Dublin Core


D.D. Cotton


Women in Nevada History: A Legacy Digital Project


Women's Research Institute of Nevada (WRIN)


This resource is available for education and research purposes. This collection is a collaboration and combination of various projects including, but not limited to; the Women in Nevada History: A Legacy Digital Project, the Nevada Women’s Archives, the Las Vegas Women Oral History Project and the Makers: Women in Nevada History Project, a co-production of the Women's Research Institute of Nevada and VegasPBS. The text, images, audio and video in this collection are under copyright by different repositories and may not be reproduced without express written consent of the appropriate entities.

Person Item Type Metadata


Dancer and Casino worker

Birth Date

August 15, 1935


Arrival in Las Vegas


Death Date

April 24, 2009


Date of Interview

February 14, 1997

Biographical Text

D.D. (Dolores) Cotton began dancing professionally in high school. Her career brought her to Las Vegas in 1957 and she made the Westside her home until her death in 2009.

Cotton grew up in an African-American neighborhood in New York City known as Sugar Hill. Her neighbors included many prominent African-Americans including Joe Louis and Willie Mays. She began taking dance lessons by the age of five, and had her first professional jobs while in high school. She performed at the Apollo Theatre and travelled with her troupe in the United States and to Canada.

In 1957, Cotton came to Las Vegas to perform in the show the Cotton Club Review starring Cab Calloway. She quickly discovered the segregation of Las Vegas, as she and other black performers were not welcome in the casinos, except for to perform. She frequented the clubs of the Westside, and soon after her arrival, she met Elmer Cotton, whom she married later that year. After marriage, she retired from show business. Her husband’s family operated clubs on the Westside including the Town Tavern. Cotton began working at the clubs, working as keno writer.

After learning keno, Cotton began working as a cocktail waitress. She was later hired as the first African-American cocktail waitress downtown. She also was one of the original cocktail waitresses at Caesar’s Palace when it opened in 1966, becoming the first black cocktail waitress on the Las Vegas Strip.

In later years, Cotton trained to be a dealer. She worked as a dealer and was promoted to a floor supervisor at the Tropicana where she worked for many years.

The interview covers many aspects of entertainment and segregation in Las Vegas during the 1960s. Cotton recounts experiences she had with segregated Las Vegas.

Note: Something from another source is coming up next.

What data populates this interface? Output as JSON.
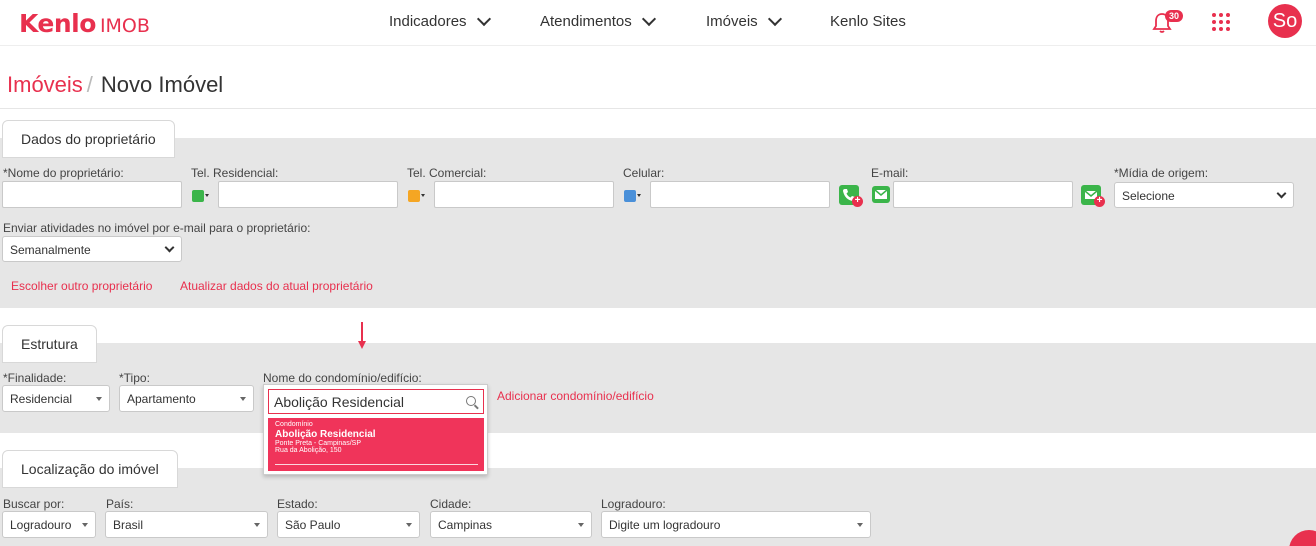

She also talks extensively about the development of the Westside.


“D.D. Cotton,” Makers Teaching Modules, accessed July 12, 2024, https://makersteachingmodules.sites.unlv.edu/items/show/28.